The blog does not define me. I am the Rector of a busy Parish. I am an Emergency Service Chaplain. They call me when people are lying on the road with their heads 300 meters removed from their bodies, when people want to kill themselves, or when they have, and that in front of others. It’s a world filled with pain, trauma, death and grief. And when they call you, you know it is for the sole reason that someone is needed to make sense of the senseless, to visit that place where life, precious life, has been maimed or taken. Here, it makes no difference if you’re an Anglican, Catholic, Baptist, Atheist, or Muslim. Here, it is only the love of Christ that will make a difference – when you point people to the One who can and will be a rock on which to stand when everything else around you is falling apart… He who loved us so much, that He laid down His life for us (John 15:13).
God has further blessed me with a wife, a 12-year-old son and a 9-year-old daughter. I never mention them, but that is only to protect them from all of this. So know that I have mentioned them now, here, for the first, and last, time.
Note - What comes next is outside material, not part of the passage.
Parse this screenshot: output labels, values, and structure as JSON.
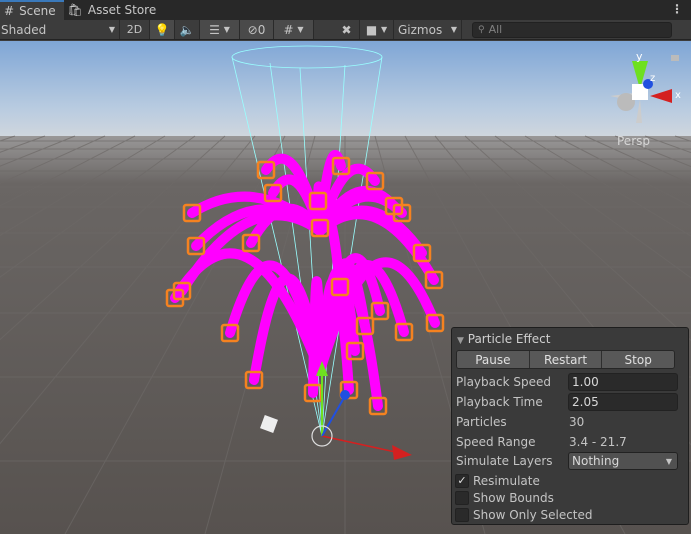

It would seem that now with the closing down of the Anglo-Catholic blog, and before that, the English Catholic, the ‘trolls’ (or ‘ghouls’ as Fr Chadwick calls them) have been ‘roaming around like roaring lions, looking for someone to devour’ (1 Peter 5:8). Some have chosen to settle here. I want to say to them, today, categorically: You are not welcome! So I have determined to start to do some serious policing of the comments section. If you are here for gossip-mongering, brawling, sensation, badmouthing others and the like, then you are in the wrong place. Over the years, many before you have come and gone. I invite you to do the same. If you are here to build, for edification, for being touched by the mercy, grace and goodness of God, and yes, for some honest, serious and scholarly theological and ecclesiological debate, debate that is both mutual and charitable, then you are more than welcome. If you are unsure of the comments policy of the blog, click here.
I have said all these things because I’m not happy with the direction that the blog is taking nor am I happy with the reasons (and intentions) that some people seem to have in coming here. Again, this blog is for edification and the furtherment of God’s Kingdom on earth. Or, perhaps, as Pope Benedict so wisely and beautifully put it, when encouraging his own Priests to blog, ‘to give a soul to the Internet’s incessant flow of communication’. If I can make a small difference for Jesus in the great big world of cyberspace, then I am happy. It is yet another means and medium for proclaiming the Good News.
I expect that some out there may be disappointed in what I have just said. Do you know that this blog gets just on 2000 hits (that’s visits) daily? That figure may dwindle and fall after this announcement, but that’s okay too. I’m not in it for stats. And I’m most certainly not going to let things degenerate to a point where sin is more pronounced than holiness, where more darkness is emitted here than light. I may have to change of the content / subject matter, because Fr Smuts’ blog will not be turned into the next Continuing Anglican soap opera box, or the hottest place to come to when you’re looking for the next titbit of scandal.
I must in conclusion, also thank my Bishop, Michael Gill, for guiding me (and my thinking) in these matters. I can say that I’m really blessed to have his close, godly and prayerful Episcopal oversight.
Indeed, ‘… let your light shine before men, that they may see your good deeds and praise your Father in heaven’ (Matthew 5:16).
PS. It’s just before midnight here in South Africa so please do forgive any typos, and right now, I’m off to bed. I’ll read over all this again tomorrow.